Looking at the last year through new eyes
Having shivered my way through subzero temperatures in Vienna last week for the purposes of knocking heads and putting together a research proposal that will hopefully see funding for up to three years, I also had time to reflect on public perceptions to the first outing of the paper related to the conflict and development project I’ve spent the best part of a year working on. The report itself is very long and full of quotes, but the version I read and we discussed was a fifth of the size.
Essentially, the two main options that I proposed facing international donors in the occupied Palestinian territories (OPT) are a choice between working to end Israel’s occupation or finding programmes and projects that tinker at the edges. The latter is clearly sub-optimal, but it’s probably also the most likely.
What was most striking for me was the extent to which I’ve internalised some assumptions from nearly a year on these issues and seeing how a European audience reacted to some issues that now seem ‘normal’ to me. For example, I felt that there was a bit if a struggle from my student and faculty audience regarding Hamas’s position as part of the furniture.

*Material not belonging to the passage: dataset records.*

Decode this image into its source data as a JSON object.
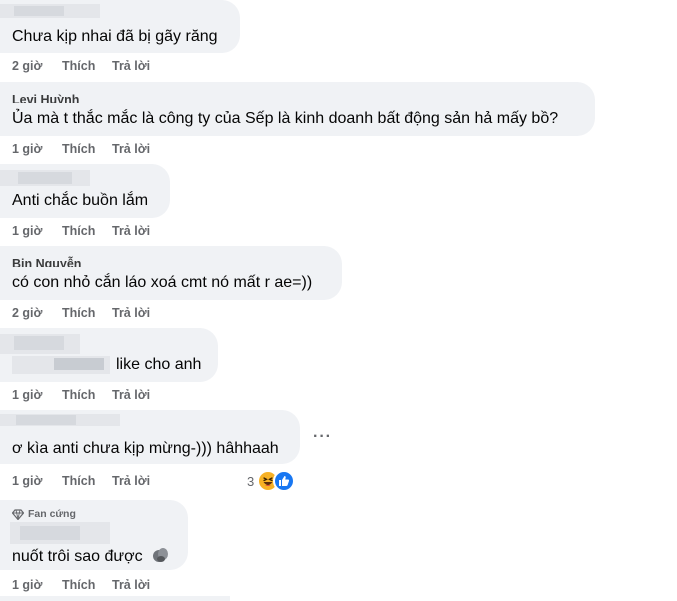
{
  "comments": [
    {
      "name": "",
      "text": "Chưa kịp nhai đã bị gãy răng",
      "time": "2 giờ",
      "like": "Thích",
      "reply": "Trả lời"
    },
    {
      "name": "Levi Huỳnh",
      "text": "Ủa mà t thắc mắc là công ty của Sếp là kinh doanh bất động sản hả mấy bồ?",
      "time": "1 giờ",
      "like": "Thích",
      "reply": "Trả lời"
    },
    {
      "name": "",
      "text": "Anti chắc buồn lắm",
      "time": "1 giờ",
      "like": "Thích",
      "reply": "Trả lời"
    },
    {
      "name": "Bin Nguyễn",
      "text": "có con nhỏ cắn láo xoá cmt nó mất r ae=))",
      "time": "2 giờ",
      "like": "Thích",
      "reply": "Trả lời"
    },
    {
      "name": "",
      "text": "like cho anh",
      "time": "1 giờ",
      "like": "Thích",
      "reply": "Trả lời"
    },
    {
      "name": "",
      "text": "ơ kìa anti chưa kịp mừng-))) hâhhaah",
      "time": "1 giờ",
      "like": "Thích",
      "reply": "Trả lời",
      "reaction_count": "3",
      "more": "···"
    },
    {
      "badge": "Fan cứng",
      "name": "",
      "text": "nuốt trôi sao được",
      "time": "1 giờ",
      "like": "Thích",
      "reply": "Trả lời"
    }
  ],
  "icons": {
    "more": "more-options-icon",
    "haha": "haha-reaction-icon",
    "like": "like-reaction-icon",
    "badge": "diamond-icon",
    "emoji": "sad-face-emoji-icon"
  },
  "colors": {
    "bubble": "#f0f2f5",
    "text": "#050505",
    "secondary": "#65676b",
    "like_blue": "#1877f2",
    "haha_yellow": "#f7b125"
  }
}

Too often the party is seen as out of the ordinary in Europe. At the same time, because of the Fatah-Hamas split, I was asked whether it was possible for the two – and by implication, both wider Palestinian society and foreign donors – to find some areas where possible consensus was achievable. This might provide scope beyond the one area of joint thinking, namely an end to the occupation – and which is arguably least likely.
It brought it home to me that I feel that I am finally starting to get a real sense of how things are perceived by the community as a whole here, rather than trying to make a set of externally developed assumptions fit from without. So in a strange way, I found that instead of journeying to Europe in my trip to Vienna, I was actually brought back to the OPT.